WHAT IS BEING ASKED:
If a line in the entries below contains the word "icon", it counts; report how many such lines there are, and only that number.
___ INFORMATION
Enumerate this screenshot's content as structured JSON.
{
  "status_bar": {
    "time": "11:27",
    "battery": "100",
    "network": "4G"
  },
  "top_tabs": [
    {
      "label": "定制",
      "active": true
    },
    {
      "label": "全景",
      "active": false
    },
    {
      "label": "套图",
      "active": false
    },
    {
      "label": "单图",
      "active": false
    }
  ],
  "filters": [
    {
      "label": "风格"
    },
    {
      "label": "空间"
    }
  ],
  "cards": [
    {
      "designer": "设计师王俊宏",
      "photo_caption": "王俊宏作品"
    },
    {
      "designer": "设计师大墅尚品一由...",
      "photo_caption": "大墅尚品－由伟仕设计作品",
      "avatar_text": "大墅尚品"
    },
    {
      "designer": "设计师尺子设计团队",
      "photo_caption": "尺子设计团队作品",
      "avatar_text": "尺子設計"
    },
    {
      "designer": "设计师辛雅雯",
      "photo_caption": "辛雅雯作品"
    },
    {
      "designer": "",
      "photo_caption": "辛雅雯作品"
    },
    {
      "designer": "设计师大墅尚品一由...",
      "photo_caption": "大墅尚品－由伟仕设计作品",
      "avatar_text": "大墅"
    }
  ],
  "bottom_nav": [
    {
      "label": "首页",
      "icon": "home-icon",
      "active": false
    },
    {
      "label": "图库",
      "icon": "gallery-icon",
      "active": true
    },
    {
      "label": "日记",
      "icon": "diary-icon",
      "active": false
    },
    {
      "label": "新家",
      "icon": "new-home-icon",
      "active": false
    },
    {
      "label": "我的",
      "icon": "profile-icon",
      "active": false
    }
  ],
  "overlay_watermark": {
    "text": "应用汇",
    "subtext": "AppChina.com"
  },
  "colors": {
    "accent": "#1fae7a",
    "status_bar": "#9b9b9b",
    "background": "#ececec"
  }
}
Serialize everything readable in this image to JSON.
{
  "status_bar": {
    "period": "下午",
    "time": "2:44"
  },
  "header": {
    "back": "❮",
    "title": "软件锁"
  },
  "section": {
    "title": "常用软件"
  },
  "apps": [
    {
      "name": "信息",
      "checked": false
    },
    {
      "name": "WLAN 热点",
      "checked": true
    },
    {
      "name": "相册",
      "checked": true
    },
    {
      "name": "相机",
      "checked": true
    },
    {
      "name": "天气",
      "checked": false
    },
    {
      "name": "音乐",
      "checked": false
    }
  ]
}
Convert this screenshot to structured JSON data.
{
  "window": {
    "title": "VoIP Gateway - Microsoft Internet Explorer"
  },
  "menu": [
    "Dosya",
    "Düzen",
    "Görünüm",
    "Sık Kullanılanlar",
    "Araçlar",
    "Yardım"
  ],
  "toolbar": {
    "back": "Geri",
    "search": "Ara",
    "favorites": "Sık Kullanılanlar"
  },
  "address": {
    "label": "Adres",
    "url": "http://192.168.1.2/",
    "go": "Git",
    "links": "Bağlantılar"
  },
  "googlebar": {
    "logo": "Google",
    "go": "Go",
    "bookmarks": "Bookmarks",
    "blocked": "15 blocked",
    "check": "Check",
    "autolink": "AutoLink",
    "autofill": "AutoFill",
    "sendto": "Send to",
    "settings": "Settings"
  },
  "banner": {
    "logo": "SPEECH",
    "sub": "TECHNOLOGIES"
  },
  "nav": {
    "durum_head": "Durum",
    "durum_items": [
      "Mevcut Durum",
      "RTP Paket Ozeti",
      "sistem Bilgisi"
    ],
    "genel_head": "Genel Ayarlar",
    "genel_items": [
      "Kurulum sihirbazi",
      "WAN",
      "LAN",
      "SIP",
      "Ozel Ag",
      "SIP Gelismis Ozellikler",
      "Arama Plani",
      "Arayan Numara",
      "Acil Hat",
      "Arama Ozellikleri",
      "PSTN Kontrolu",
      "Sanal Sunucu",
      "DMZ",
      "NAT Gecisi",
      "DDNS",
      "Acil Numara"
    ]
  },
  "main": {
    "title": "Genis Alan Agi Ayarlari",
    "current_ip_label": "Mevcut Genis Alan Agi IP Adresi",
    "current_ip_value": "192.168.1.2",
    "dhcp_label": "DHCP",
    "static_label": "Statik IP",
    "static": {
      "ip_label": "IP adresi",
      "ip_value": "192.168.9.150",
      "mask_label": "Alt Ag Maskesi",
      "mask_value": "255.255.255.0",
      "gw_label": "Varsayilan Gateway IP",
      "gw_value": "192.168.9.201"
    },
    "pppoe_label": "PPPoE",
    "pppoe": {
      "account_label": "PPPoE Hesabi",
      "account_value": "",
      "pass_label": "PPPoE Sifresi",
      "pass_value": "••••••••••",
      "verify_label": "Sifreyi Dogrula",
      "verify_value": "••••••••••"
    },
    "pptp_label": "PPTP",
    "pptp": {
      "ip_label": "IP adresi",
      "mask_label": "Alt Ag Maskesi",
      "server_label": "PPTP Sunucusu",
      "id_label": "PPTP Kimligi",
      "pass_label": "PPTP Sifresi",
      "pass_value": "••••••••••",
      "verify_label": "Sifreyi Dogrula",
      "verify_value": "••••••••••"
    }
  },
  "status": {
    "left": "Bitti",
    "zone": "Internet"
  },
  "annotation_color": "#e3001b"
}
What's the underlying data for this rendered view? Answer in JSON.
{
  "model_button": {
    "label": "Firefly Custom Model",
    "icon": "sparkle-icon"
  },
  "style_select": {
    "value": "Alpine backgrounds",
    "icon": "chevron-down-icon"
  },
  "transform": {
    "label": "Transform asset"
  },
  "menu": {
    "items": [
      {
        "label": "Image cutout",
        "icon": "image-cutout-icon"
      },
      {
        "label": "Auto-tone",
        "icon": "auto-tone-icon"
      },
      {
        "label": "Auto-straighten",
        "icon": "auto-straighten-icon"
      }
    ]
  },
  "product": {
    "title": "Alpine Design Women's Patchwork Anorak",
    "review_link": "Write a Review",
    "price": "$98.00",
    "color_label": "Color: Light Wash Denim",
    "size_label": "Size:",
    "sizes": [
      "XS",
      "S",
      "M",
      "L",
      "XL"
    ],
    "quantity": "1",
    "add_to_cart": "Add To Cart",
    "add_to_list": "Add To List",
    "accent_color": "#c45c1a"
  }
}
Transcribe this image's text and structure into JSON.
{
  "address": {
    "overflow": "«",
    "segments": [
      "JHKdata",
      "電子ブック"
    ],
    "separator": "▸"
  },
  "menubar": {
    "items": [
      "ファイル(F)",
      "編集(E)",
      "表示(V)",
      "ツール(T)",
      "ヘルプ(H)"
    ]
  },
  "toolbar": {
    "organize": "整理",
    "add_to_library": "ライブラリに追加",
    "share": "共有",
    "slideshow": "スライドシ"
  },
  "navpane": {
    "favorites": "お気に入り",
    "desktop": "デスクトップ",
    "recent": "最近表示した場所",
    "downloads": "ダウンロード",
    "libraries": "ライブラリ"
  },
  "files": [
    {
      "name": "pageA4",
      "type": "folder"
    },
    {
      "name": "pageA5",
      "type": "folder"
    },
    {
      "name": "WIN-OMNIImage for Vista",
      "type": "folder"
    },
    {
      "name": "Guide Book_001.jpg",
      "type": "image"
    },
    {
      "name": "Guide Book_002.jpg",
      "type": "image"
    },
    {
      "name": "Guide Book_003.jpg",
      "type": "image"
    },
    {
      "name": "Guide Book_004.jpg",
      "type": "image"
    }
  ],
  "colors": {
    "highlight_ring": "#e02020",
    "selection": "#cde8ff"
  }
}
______
ANSWER TO THIS PROBLEM:
10